The attack, conducted by a suicide bomber posing as a peace messenger, severely wounded Asadullah Khalid, dealing a setback to fragile efforts to reconcile with the Taliban and find a political resolution to Afghanistan’s war, now in its 12th year.
Karzai did not provide evidence for his claim that the attack on Khalid was organized in Pakistan, and he was careful not to accuse Islamabad of having a role in Thursday’s suicide blast. But he stressed that he would raise the issue with high-ranking Pakistani officials.
‘‘We will be seeking a lot of clarifications from Pakistan because we know that this man who came there in the name of a guest to meet with Asudullah Khalid came from Pakistan,’’ Karzai said. ‘‘We know that for a fact.’’
The Pakistani foreign affairs ministry said in a statement that the Afghan government should share information or evidence it might have about the attack before it levels accusation. The ministry also offered to help the Afghan government investigate any lapses it had in the intelligence chief’s security.
‘‘Pakistan is ready to assist any investigation of this criminal act,’’ it said.
Karzai said Khalid, the head of the National Directorate of Security, was recovering from wounds to his torso and lower body after the bomber detonated explosives that he had hidden inside his body. The Afghan intelligence agency said earlier that the explosives were hidden in the bomber’s underwear.
Karzai described the attack as ‘‘a very sophisticated and complicated act by a professional intelligence service.’’
‘‘Where is this intelligence service? Is it in our neighborhood, or somewhere else? We need to find out,’’ he said.
The Taliban has claimed responsibility for the attack on Khalid — the fifth attempt on his life in as many years.
The blast was reminiscent of the September 2011 assassination of former Afghan President Burhanuddin Rabbani, who at the time was leader of a government-appointed peace council. In that attack, an insurgent posing as a Taliban peace envoy detonated a bomb hidden in his turban as he met Rabbani at his Kabul home. Afghan officials have said that the Rabbani killing was planned in the city of Quetta in Pakistan.
Pakistan is seen as a key player in the Afghan peace process. Islamabad has ties to the Taliban dating to the 1990s, and many of the group’s leaders are thought to be held or living in Pakistani territory.
Despite his claims that the attack was planned in Pakistan, Karzai said it would not deter him from pursuing dialogue with the country.
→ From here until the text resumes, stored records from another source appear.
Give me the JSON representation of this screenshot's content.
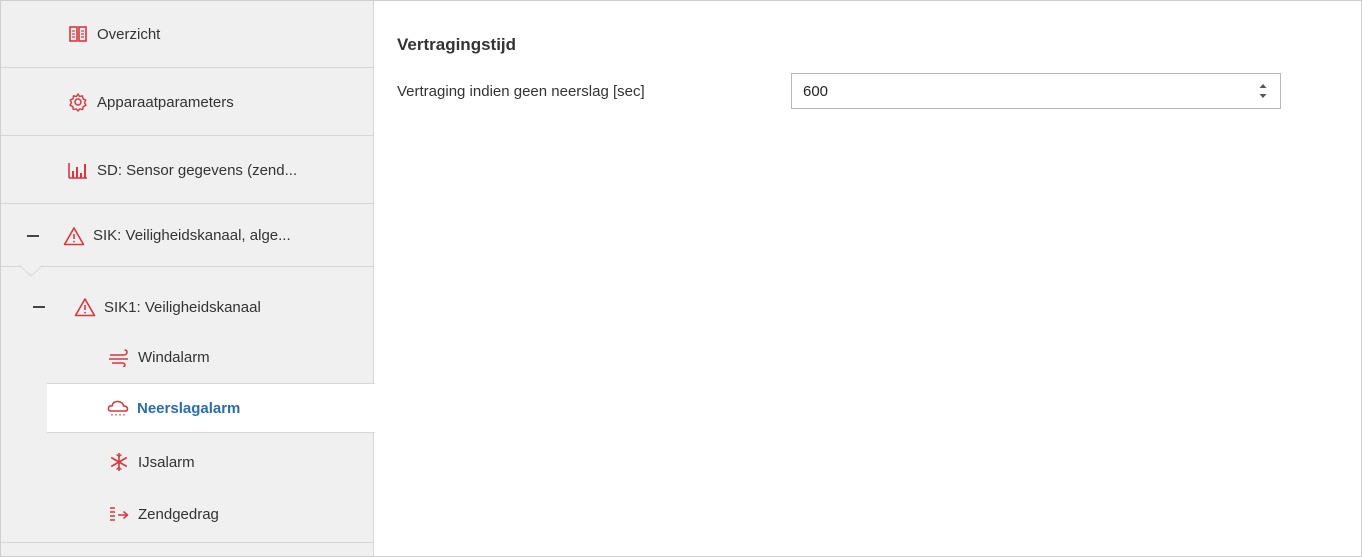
{
  "sidebar": {
    "items": [
      {
        "label": "Overzicht",
        "icon": "book-icon"
      },
      {
        "label": "Apparaatparameters",
        "icon": "gear-icon"
      },
      {
        "label": "SD: Sensor gegevens (zend...",
        "icon": "bar-chart-icon"
      },
      {
        "label": "SIK: Veiligheidskanaal, alge...",
        "icon": "warning-icon"
      },
      {
        "label": "SIK1:  Veiligheidskanaal",
        "icon": "warning-icon"
      },
      {
        "label": "Windalarm",
        "icon": "wind-icon"
      },
      {
        "label": "Neerslagalarm",
        "icon": "rain-cloud-icon"
      },
      {
        "label": "IJsalarm",
        "icon": "snowflake-icon"
      },
      {
        "label": "Zendgedrag",
        "icon": "send-icon"
      }
    ],
    "selected_index": 6
  },
  "main": {
    "section_title": "Vertragingstijd",
    "field_label": "Vertraging indien geen neerslag [sec]",
    "field_value": "600"
  },
  "colors": {
    "accent": "#2a6db0",
    "icon_red": "#d9363e",
    "sidebar_bg": "#f0f0f0"
  }
}
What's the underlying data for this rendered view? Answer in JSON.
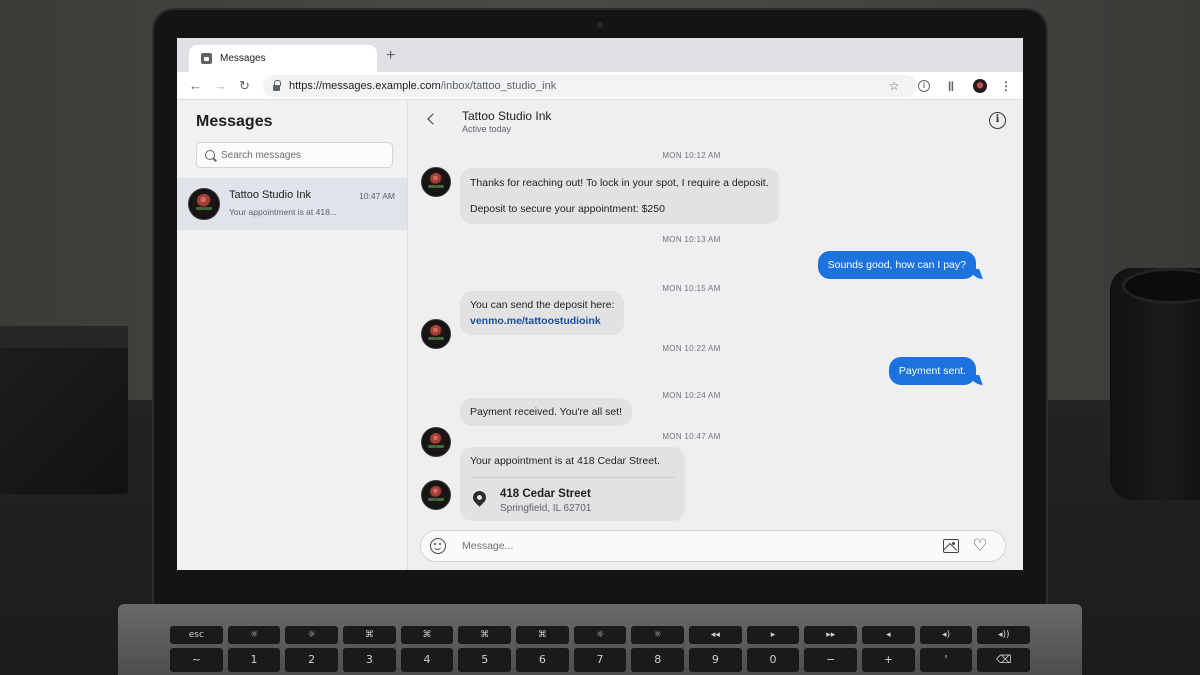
{
  "browser": {
    "tab_title": "Messages",
    "new_tab_symbol": "+",
    "url_host": "https://messages.example.com",
    "url_path": "/inbox/tattoo_studio_ink"
  },
  "sidebar": {
    "title": "Messages",
    "search_placeholder": "Search messages",
    "conversations": [
      {
        "name": "Tattoo Studio Ink",
        "time": "10:47 AM",
        "preview": "Your appointment is at 418...",
        "selected": true
      }
    ]
  },
  "chat": {
    "contact_name": "Tattoo Studio Ink",
    "status": "Active today",
    "composer_placeholder": "Message...",
    "messages": [
      {
        "timestamp": "MON 10:12 AM",
        "direction": "incoming",
        "lines": [
          "Thanks for reaching out! To lock in your spot, I require a deposit.",
          "Deposit to secure your appointment: $250"
        ]
      },
      {
        "timestamp": "MON 10:13 AM",
        "direction": "outgoing",
        "text": "Sounds good, how can I pay?"
      },
      {
        "timestamp": "MON 10:15 AM",
        "direction": "incoming",
        "text": "You can send the deposit here:",
        "link": "venmo.me/tattoostudioink"
      },
      {
        "timestamp": "MON 10:22 AM",
        "direction": "outgoing",
        "text": "Payment sent."
      },
      {
        "timestamp": "MON 10:24 AM",
        "direction": "incoming",
        "text": "Payment received. You're all set!"
      },
      {
        "timestamp": "MON 10:47 AM",
        "direction": "incoming",
        "text": "Your appointment is at 418 Cedar Street.",
        "location": {
          "street": "418 Cedar Street",
          "city": "Springfield, IL 62701"
        }
      }
    ]
  },
  "keyboard": {
    "top_row": [
      "esc",
      "☼",
      "☼",
      "⌘",
      "⌘",
      "⌘",
      "⌘",
      "☼",
      "☼",
      "◂◂",
      "▸",
      "▸▸",
      "◂",
      "◂)",
      "◂))"
    ],
    "number_row": [
      "~",
      "1",
      "2",
      "3",
      "4",
      "5",
      "6",
      "7",
      "8",
      "9",
      "0",
      "−",
      "+",
      "'",
      "⌫"
    ]
  },
  "colors": {
    "outgoing_bubble": "#1c73dd",
    "incoming_bubble": "#e2e2e5",
    "link": "#1a4fa0",
    "selected_conversation": "#dfe3ea"
  }
}
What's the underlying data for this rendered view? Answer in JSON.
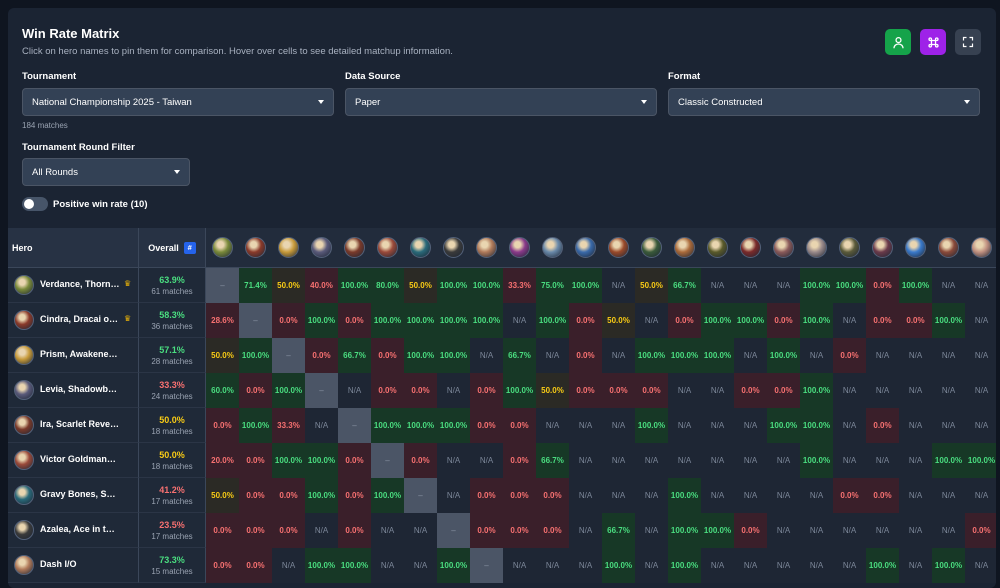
{
  "header": {
    "title": "Win Rate Matrix",
    "subtitle": "Click on hero names to pin them for comparison. Hover over cells to see detailed matchup information."
  },
  "toolbar": {
    "buttons": [
      {
        "icon": "user-icon",
        "color": "#15a34a"
      },
      {
        "icon": "command-icon",
        "color": "#9e22e8"
      },
      {
        "icon": "expand-icon",
        "color": "#374151"
      }
    ]
  },
  "filters": {
    "tournament": {
      "label": "Tournament",
      "value": "National Championship 2025 - Taiwan"
    },
    "matches_note": "184 matches",
    "source": {
      "label": "Data Source",
      "value": "Paper"
    },
    "format": {
      "label": "Format",
      "value": "Classic Constructed"
    },
    "round": {
      "label": "Tournament Round Filter",
      "value": "All Rounds"
    },
    "toggle": {
      "label": "Positive win rate (10)",
      "on": false
    }
  },
  "matrix": {
    "hero_header": "Hero",
    "overall_header": "Overall",
    "overall_badge": "#",
    "column_icon_colors": [
      "#7a8a3a",
      "#8a3a2a",
      "#c79a3a",
      "#5a5a7a",
      "#7a3a2a",
      "#9a4a3a",
      "#2a6a7a",
      "#3a3a3a",
      "#b07a5a",
      "#8a3a8a",
      "#6a8aaa",
      "#3a6aaa",
      "#9a4a2a",
      "#3a5a3a",
      "#aa6a3a",
      "#5a5a2a",
      "#7a2a2a",
      "#8a5a5a",
      "#9a8a8a",
      "#5a5a3a",
      "#6a3a4a",
      "#3a7acb",
      "#8a4a3a",
      "#c09080"
    ],
    "rows": [
      {
        "name": "Verdance, Thorn of the Rose",
        "pinned": true,
        "overall": "63.9%",
        "matches": "61 matches",
        "overall_color": "#4ade80",
        "icon_color": "#7a8a3a",
        "cells": [
          "–",
          "71.4%",
          "50.0%",
          "40.0%",
          "100.0%",
          "80.0%",
          "50.0%",
          "100.0%",
          "100.0%",
          "33.3%",
          "75.0%",
          "100.0%",
          "N/A",
          "50.0%",
          "66.7%",
          "N/A",
          "N/A",
          "N/A",
          "100.0%",
          "100.0%",
          "0.0%",
          "100.0%",
          "N/A",
          "N/A"
        ]
      },
      {
        "name": "Cindra, Dracai of Retribution",
        "pinned": true,
        "overall": "58.3%",
        "matches": "36 matches",
        "overall_color": "#4ade80",
        "icon_color": "#8a3a2a",
        "cells": [
          "28.6%",
          "–",
          "0.0%",
          "100.0%",
          "0.0%",
          "100.0%",
          "100.0%",
          "100.0%",
          "100.0%",
          "N/A",
          "100.0%",
          "0.0%",
          "50.0%",
          "N/A",
          "0.0%",
          "100.0%",
          "100.0%",
          "0.0%",
          "100.0%",
          "N/A",
          "0.0%",
          "0.0%",
          "100.0%",
          "N/A"
        ]
      },
      {
        "name": "Prism, Awakener of Sol",
        "pinned": false,
        "overall": "57.1%",
        "matches": "28 matches",
        "overall_color": "#4ade80",
        "icon_color": "#c79a3a",
        "cells": [
          "50.0%",
          "100.0%",
          "–",
          "0.0%",
          "66.7%",
          "0.0%",
          "100.0%",
          "100.0%",
          "N/A",
          "66.7%",
          "N/A",
          "0.0%",
          "N/A",
          "100.0%",
          "100.0%",
          "100.0%",
          "N/A",
          "100.0%",
          "N/A",
          "0.0%",
          "N/A",
          "N/A",
          "N/A",
          "N/A"
        ]
      },
      {
        "name": "Levia, Shadowborn Abomination",
        "pinned": false,
        "overall": "33.3%",
        "matches": "24 matches",
        "overall_color": "#f87171",
        "icon_color": "#5a5a7a",
        "cells": [
          "60.0%",
          "0.0%",
          "100.0%",
          "–",
          "N/A",
          "0.0%",
          "0.0%",
          "N/A",
          "0.0%",
          "100.0%",
          "50.0%",
          "0.0%",
          "0.0%",
          "0.0%",
          "N/A",
          "N/A",
          "0.0%",
          "0.0%",
          "100.0%",
          "N/A",
          "N/A",
          "N/A",
          "N/A",
          "N/A"
        ]
      },
      {
        "name": "Ira, Scarlet Revenger",
        "pinned": false,
        "overall": "50.0%",
        "matches": "18 matches",
        "overall_color": "#facc15",
        "icon_color": "#7a3a2a",
        "cells": [
          "0.0%",
          "100.0%",
          "33.3%",
          "N/A",
          "–",
          "100.0%",
          "100.0%",
          "100.0%",
          "0.0%",
          "0.0%",
          "N/A",
          "N/A",
          "N/A",
          "100.0%",
          "N/A",
          "N/A",
          "N/A",
          "100.0%",
          "100.0%",
          "N/A",
          "0.0%",
          "N/A",
          "N/A",
          "N/A"
        ]
      },
      {
        "name": "Victor Goldmane, High and Mighty",
        "pinned": false,
        "overall": "50.0%",
        "matches": "18 matches",
        "overall_color": "#facc15",
        "icon_color": "#9a4a3a",
        "cells": [
          "20.0%",
          "0.0%",
          "100.0%",
          "100.0%",
          "0.0%",
          "–",
          "0.0%",
          "N/A",
          "N/A",
          "0.0%",
          "66.7%",
          "N/A",
          "N/A",
          "N/A",
          "N/A",
          "N/A",
          "N/A",
          "N/A",
          "100.0%",
          "N/A",
          "N/A",
          "N/A",
          "100.0%",
          "100.0%"
        ]
      },
      {
        "name": "Gravy Bones, Shipwrecked Looter",
        "pinned": false,
        "overall": "41.2%",
        "matches": "17 matches",
        "overall_color": "#f87171",
        "icon_color": "#2a6a7a",
        "cells": [
          "50.0%",
          "0.0%",
          "0.0%",
          "100.0%",
          "0.0%",
          "100.0%",
          "–",
          "N/A",
          "0.0%",
          "0.0%",
          "0.0%",
          "N/A",
          "N/A",
          "N/A",
          "100.0%",
          "N/A",
          "N/A",
          "N/A",
          "N/A",
          "0.0%",
          "0.0%",
          "N/A",
          "N/A",
          "N/A"
        ]
      },
      {
        "name": "Azalea, Ace in the Hole",
        "pinned": false,
        "overall": "23.5%",
        "matches": "17 matches",
        "overall_color": "#f87171",
        "icon_color": "#3a3a3a",
        "cells": [
          "0.0%",
          "0.0%",
          "0.0%",
          "N/A",
          "0.0%",
          "N/A",
          "N/A",
          "–",
          "0.0%",
          "0.0%",
          "0.0%",
          "N/A",
          "66.7%",
          "N/A",
          "100.0%",
          "100.0%",
          "0.0%",
          "N/A",
          "N/A",
          "N/A",
          "N/A",
          "N/A",
          "N/A",
          "0.0%"
        ]
      },
      {
        "name": "Dash I/O",
        "pinned": false,
        "overall": "73.3%",
        "matches": "15 matches",
        "overall_color": "#4ade80",
        "icon_color": "#b07a5a",
        "cells": [
          "0.0%",
          "0.0%",
          "N/A",
          "100.0%",
          "100.0%",
          "N/A",
          "N/A",
          "100.0%",
          "–",
          "N/A",
          "N/A",
          "N/A",
          "100.0%",
          "N/A",
          "100.0%",
          "N/A",
          "N/A",
          "N/A",
          "N/A",
          "N/A",
          "100.0%",
          "N/A",
          "100.0%",
          "N/A"
        ]
      }
    ]
  }
}
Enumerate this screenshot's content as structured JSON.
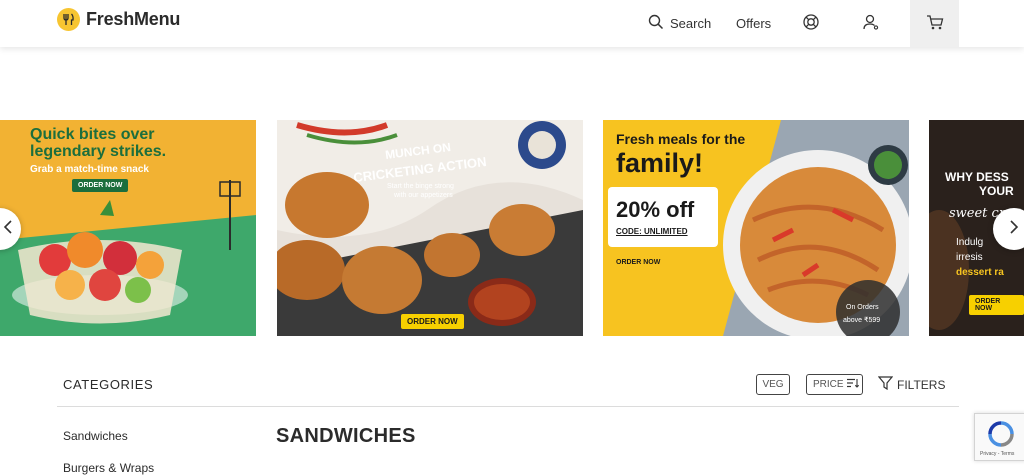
{
  "header": {
    "brand": "FreshMenu",
    "search_label": "Search",
    "offers_label": "Offers",
    "icons": {
      "search": "search-icon",
      "help": "lifebuoy-icon",
      "account": "user-icon",
      "cart": "cart-icon"
    }
  },
  "banners": [
    {
      "headline": "Quick bites over legendary strikes.",
      "sub": "Grab a match-time snack",
      "cta": "ORDER NOW"
    },
    {
      "headline_line1": "MUNCH ON",
      "headline_line2": "CRICKETING ACTION",
      "sub_line1": "Start the binge strong",
      "sub_line2": "with our appetizers",
      "cta": "ORDER NOW"
    },
    {
      "headline_line1": "Fresh meals for the",
      "headline_line2": "family!",
      "discount": "20% off",
      "code": "CODE: UNLIMITED",
      "cta": "ORDER NOW",
      "note_line1": "On Orders",
      "note_line2": "above ₹599"
    },
    {
      "line1": "WHY DESS",
      "line2": "YOUR",
      "line3": "sweet cr",
      "line4": "Indulg",
      "line5": "irresis",
      "line6": "dessert ra",
      "cta": "ORDER NOW"
    }
  ],
  "filters": {
    "categories_title": "CATEGORIES",
    "veg_label": "VEG",
    "price_label": "PRICE",
    "filters_label": "FILTERS"
  },
  "sidebar": {
    "items": [
      "Sandwiches",
      "Burgers & Wraps"
    ]
  },
  "section": {
    "title": "SANDWICHES"
  },
  "recaptcha": {
    "footer": "Privacy - Terms"
  },
  "colors": {
    "brand_yellow": "#f7c531",
    "banner1_bg": "#f2b233",
    "banner1_green": "#3ea86b",
    "cta_yellow": "#f7d000",
    "header_cart_bg": "#efefef"
  }
}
He also reiterated his request for Islamabad to release Afghan Taliban figures who have expressed an interest in reconciliation with his government.
Karzai said it was the third attack on key Afghan figures that came since his government appeared to be gaining traction on peace efforts.
In July 2011, Karzai’s half-brother, Ahmed Wali Karzai, was shot and killed by a close associate in Kandahar, the largest Afghan city in the south.
The United States and Afghanistan have accused Islamabad of ongoing support for the Taliban. Pakistan has denied that, but many analysts think the nation continues to see the group as an ally in Afghanistan to counter archenemy India.
The United States and its allies fighting in Afghanistan hope for a peace deal with the Taliban as international combat troops finish their campaign by the end of 2014. But obstacles remain, and it is unclear if the Taliban will take part in the process, rather than just wait until foreign forces withdraw.